◆ **TASK GOAL**
Each record should be returned exactly as it is written.

◆ **EXERCISE INPUT**
________________________

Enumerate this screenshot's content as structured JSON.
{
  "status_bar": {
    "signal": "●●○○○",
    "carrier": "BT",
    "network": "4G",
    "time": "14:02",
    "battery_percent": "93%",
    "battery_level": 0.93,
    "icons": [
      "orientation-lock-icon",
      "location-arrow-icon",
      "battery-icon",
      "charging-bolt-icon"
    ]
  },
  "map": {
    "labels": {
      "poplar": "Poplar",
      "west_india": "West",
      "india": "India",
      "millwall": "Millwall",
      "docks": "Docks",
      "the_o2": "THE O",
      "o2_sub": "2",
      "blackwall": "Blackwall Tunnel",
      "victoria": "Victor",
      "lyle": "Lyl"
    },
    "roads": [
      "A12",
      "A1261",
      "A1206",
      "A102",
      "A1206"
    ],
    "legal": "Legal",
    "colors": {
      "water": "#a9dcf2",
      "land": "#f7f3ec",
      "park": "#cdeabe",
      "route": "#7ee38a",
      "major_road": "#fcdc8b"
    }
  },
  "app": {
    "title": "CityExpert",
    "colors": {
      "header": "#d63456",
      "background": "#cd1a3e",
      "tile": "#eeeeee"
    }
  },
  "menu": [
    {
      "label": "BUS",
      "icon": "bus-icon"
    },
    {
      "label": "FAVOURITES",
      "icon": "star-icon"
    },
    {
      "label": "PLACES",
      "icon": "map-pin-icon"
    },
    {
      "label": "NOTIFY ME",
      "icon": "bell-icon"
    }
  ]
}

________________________

◆ **COMPLETED EXERCISE**
Enumerate this screenshot's content as structured JSON.
{
  "status_bar": {
    "signal": "●●○○○",
    "carrier": "BT",
    "network": "4G",
    "time": "14:02",
    "battery_percent": "93%",
    "battery_level": 0.93,
    "icons": [
      "orientation-lock-icon",
      "location-arrow-icon",
      "battery-icon",
      "charging-bolt-icon"
    ]
  },
  "map": {
    "labels": {
      "poplar": "Poplar",
      "west_india": "West",
      "india": "India",
      "millwall": "Millwall",
      "docks": "Docks",
      "the_o2": "THE O",
      "o2_sub": "2",
      "blackwall": "Blackwall Tunnel",
      "victoria": "Victor",
      "lyle": "Lyl"
    },
    "roads": [
      "A12",
      "A1261",
      "A1206",
      "A102",
      "A1206"
    ],
    "legal": "Legal",
    "colors": {
      "water": "#a9dcf2",
      "land": "#f7f3ec",
      "park": "#cdeabe",
      "route": "#7ee38a",
      "major_road": "#fcdc8b"
    }
  },
  "app": {
    "title": "CityExpert",
    "colors": {
      "header": "#d63456",
      "background": "#cd1a3e",
      "tile": "#eeeeee"
    }
  },
  "menu": [
    {
      "label": "BUS",
      "icon": "bus-icon"
    },
    {
      "label": "FAVOURITES",
      "icon": "star-icon"
    },
    {
      "label": "PLACES",
      "icon": "map-pin-icon"
    },
    {
      "label": "NOTIFY ME",
      "icon": "bell-icon"
    }
  ]
}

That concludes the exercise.